A couple of days ago, I shared the great news that Flipgrid is now completely free for educators and it got me thinking:
“What other tech stuff can I get for free?”
I started poking around, asked some questions, did a little reading, reviewed some old History Tech posts, and came up with a list. And thought you might like a peek:
Digital storytelling tools
I love Canva (opens in new tab) and the free version is simple yet powerful enough to create all sorts of cool products.
Adobe Spark (opens in new tab) – I love Adobe Spark even more. Videos, quick and easy to create websites, and social media graphics all in one shiny package. What’s not to like?
The gold standard in my book is G Suite for Education. And I know that you already know about Google Docs. But it’s more than just Docs – be sure you check out all the goodies. Slides, Sheets, Forms, Notes, Classroom, Drawing, Keep, My Maps, Drive, add-ons, Chrome browser extensions. It’s all tied together and it’s a beautiful thing.
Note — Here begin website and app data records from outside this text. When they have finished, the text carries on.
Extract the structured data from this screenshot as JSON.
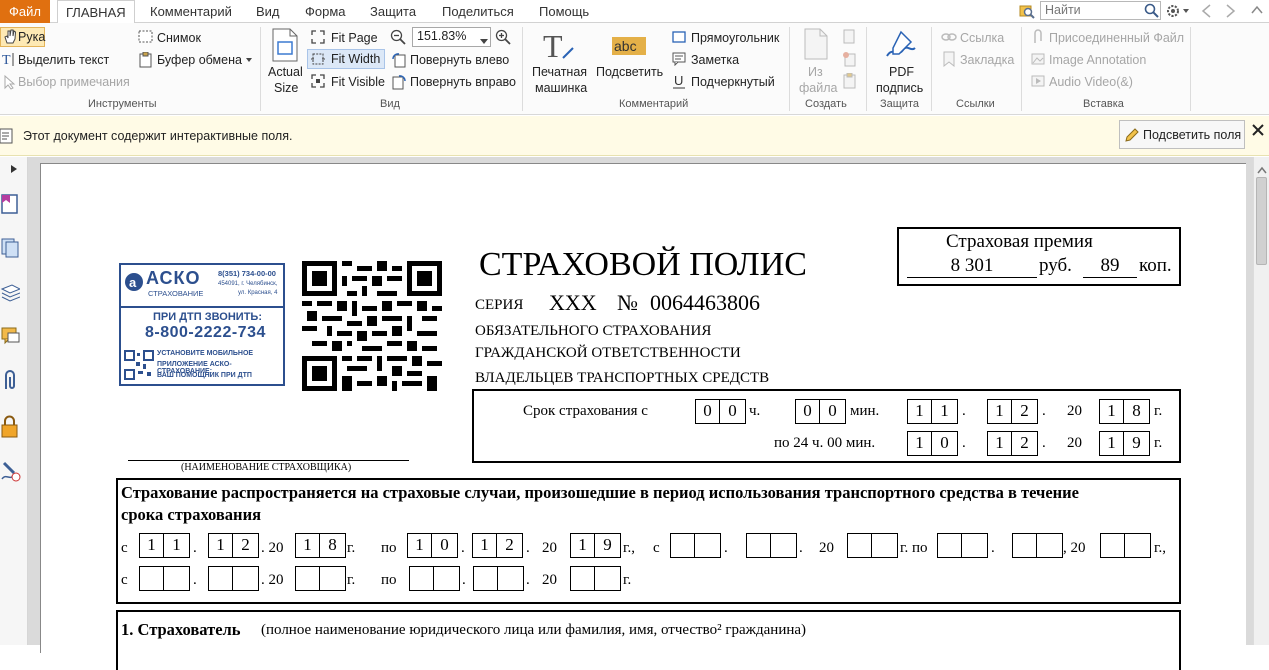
{
  "tabs": {
    "file": "Файл",
    "home": "ГЛАВНАЯ",
    "comment": "Комментарий",
    "view": "Вид",
    "form": "Форма",
    "protect": "Защита",
    "share": "Поделиться",
    "help": "Помощь"
  },
  "search": {
    "placeholder": "Найти"
  },
  "ribbon": {
    "tools": {
      "hand": "Рука",
      "select_text": "Выделить текст",
      "select_annotation": "Выбор примечания",
      "snapshot": "Снимок",
      "clipboard": "Буфер обмена",
      "group": "Инструменты"
    },
    "view": {
      "actual_size_1": "Actual",
      "actual_size_2": "Size",
      "fit_page": "Fit Page",
      "fit_width": "Fit Width",
      "fit_visible": "Fit Visible",
      "zoom": "151.83%",
      "rotate_left": "Повернуть влево",
      "rotate_right": "Повернуть вправо",
      "group": "Вид"
    },
    "comment": {
      "typewriter_1": "Печатная",
      "typewriter_2": "машинка",
      "highlight": "Подсветить",
      "rectangle": "Прямоугольник",
      "note": "Заметка",
      "underline": "Подчеркнутый",
      "group": "Комментарий"
    },
    "create": {
      "from_file_1": "Из",
      "from_file_2": "файла",
      "group": "Создать"
    },
    "protect": {
      "pdf_sign_1": "PDF",
      "pdf_sign_2": "подпись",
      "group": "Защита"
    },
    "links": {
      "link": "Ссылка",
      "bookmark": "Закладка",
      "group": "Ссылки"
    },
    "insert": {
      "attached_file": "Присоединенный Файл",
      "image_annotation": "Image Annotation",
      "audio_video": "Audio  Video(&)",
      "group": "Вставка"
    }
  },
  "notice": {
    "text": "Этот документ содержит интерактивные поля.",
    "highlight_fields": "Подсветить поля"
  },
  "document": {
    "logo": {
      "brand": "АСКО",
      "brand_sub": "СТРАХОВАНИЕ",
      "phone_small": "8(351) 734-00-00",
      "addr1": "454091, г. Челябинск,",
      "addr2": "ул. Красная, 4",
      "call_title": "ПРИ ДТП ЗВОНИТЬ:",
      "call_phone": "8-800-2222-734",
      "app1": "УСТАНОВИТЕ МОБИЛЬНОЕ",
      "app2": "ПРИЛОЖЕНИЕ АСКО-СТРАХОВАНИЕ:",
      "app3": "ВАШ ПОМОЩНИК ПРИ ДТП"
    },
    "insurer_caption": "(НАИМЕНОВАНИЕ СТРАХОВЩИКА)",
    "title": "СТРАХОВОЙ ПОЛИС",
    "series_label": "СЕРИЯ",
    "series": "ХХХ",
    "number_label": "№",
    "number": "0064463806",
    "sub1": "ОБЯЗАТЕЛЬНОГО СТРАХОВАНИЯ",
    "sub2": "ГРАЖДАНСКОЙ ОТВЕТСТВЕННОСТИ",
    "sub3": "ВЛАДЕЛЬЦЕВ ТРАНСПОРТНЫХ СРЕДСТВ",
    "premium": {
      "label": "Страховая   премия",
      "rub": "8 301",
      "rub_label": "руб.",
      "kop": "89",
      "kop_label": "коп."
    },
    "term": {
      "from_label": "Срок страхования с",
      "h": [
        "0",
        "0"
      ],
      "h_label": "ч.",
      "m": [
        "0",
        "0"
      ],
      "m_label": "мин.",
      "d": [
        "1",
        "1"
      ],
      "mo": [
        "1",
        "2"
      ],
      "yr_prefix": "20",
      "y": [
        "1",
        "8"
      ],
      "y_label": "г.",
      "to_label": "по 24 ч. 00 мин.",
      "d2": [
        "1",
        "0"
      ],
      "mo2": [
        "1",
        "2"
      ],
      "y2": [
        "1",
        "9"
      ]
    },
    "usage": {
      "text1": "Страхование распространяется на страховые случаи, произошедшие в период использования транспортного средства в течение",
      "text2": "срока страхования",
      "c": "с",
      "po": "по",
      "g": "г.",
      "g_comma": "г.,",
      "yr": "20",
      "d1": [
        "1",
        "1"
      ],
      "m1": [
        "1",
        "2"
      ],
      "y1": [
        "1",
        "8"
      ],
      "d2": [
        "1",
        "0"
      ],
      "m2": [
        "1",
        "2"
      ],
      "y2": [
        "1",
        "9"
      ],
      "gpo": "г. по"
    },
    "insured": {
      "num": "1. Страхователь",
      "desc": "(полное наименование юридического лица или фамилия, имя, отчество² гражданина)"
    }
  }
}
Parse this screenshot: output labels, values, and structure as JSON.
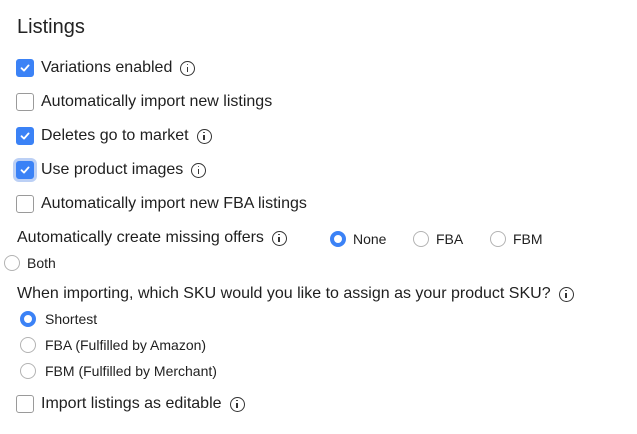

But you might also want to look at something called LibreOffice. You get six programs that look and feel a lot like MS Office plus it can open, edit, and save in MS Office formats.
And maybe play around with Dropbox Paper. It doesn’t have all the bells and whistles but it can be pretty handy. It connects with Slack and plays nice with Microsoft stuff.
Free online storage
Speaking of Dropbox, you did know that this online storage tool gives you 2 GB online storage for free? And gives you more when you recommend others to sign up for a Dropbox account?
And we’ve already mentioned Google Drive. If you’re a G Suite Education user, you get as much storage as you want. Store as much stuff there as you want. But . . . don’t forget, your school basically owns and controls access to all of it. It’s nice to have some off-site Google storage, so be sure to set up your own personal Google account. You get 5 GB of free online storage and you can buy more storage as needed for basically nothing.
And technically it’s not free cause you’re paying $100 a year for it but as an Amazon Prime (opens in new tab) member, you get 5 GB of Amazon Cloud Drive space for free and unlimited photo storage at no additional cost. So two day shipping, access to videos / music, AND free storage.
We can’t afford Photoshop and the learning curve is pretty steep. So what else is there? Start with Photoshop Express Editor. And then explore GIMP, Fotor (opens in new tab), and Pixler. (opens in new tab) And for super simple, you might try Luna Pic.
If you are looking for a free sound editing tools, you could probably start and end with Audacity. Free and easy-to-use open source, it can record live audio and computer playback. But you might also check out Ocenaudio, a bit simpler and less complex tool.
Content curation platform
Wakelet is a super simple tool to use and one of my new favorites for not just curation but sharing, digital storytelling, collaboration, and writing prompts.
Flipboard has been my go-to curation tool for years. Customizable, searchable, able to create personalized and sharable link lists with mobile app and browser-based versions. I love this.
LiveBinders are virtual classroom binders that exist online for everyone to access. Create binders so students can quickly find resources materials without having to ask. You can also organize materials based on curriculum, category, and classroom timelines.
Try Overdrive, which connects you to your local library or academic institution. Use the free app and your library card, and you’re entitled to any number of audiobooks and Kindle ebooks.
If you’re interested in classic literature, LibriVox specializes in public domain works.
If you’re looking to implement electronic textbooks, Project Gutenberg is a great place to start. They offer over 54,000 eBooks available for download, all free for students and teachers alike. Find textbooks on every subject, older literature with expired copyrights, and audio books galore.
EPIC is basically an on-demand digital library with over 25,000 books and videos perfect for kids between the ages of five and twelve. Some have audio components, allowing your kiddos to listen as they follow along as words and sentences are highlighted. Readers can click on unfamiliar words and get definitions and pronunciations. You can also get mobile apps across all devices as well as the traditional website.
Cause free is good.
cross posted at glennwiebe.org
Glenn Wiebe is an education and technology consultant with 15 years' experience teaching history and social studies. He is a curriculum consultant for ESSDACK, an educational service center in Hutchinson, Kansas, blogs frequently at History Tech and maintains Social Studies Central, a repository of resources targeted at K-12 educators. Visit glennwiebe.org to learn more about his speaking and presentation on education technology, innovative instruction and social studies.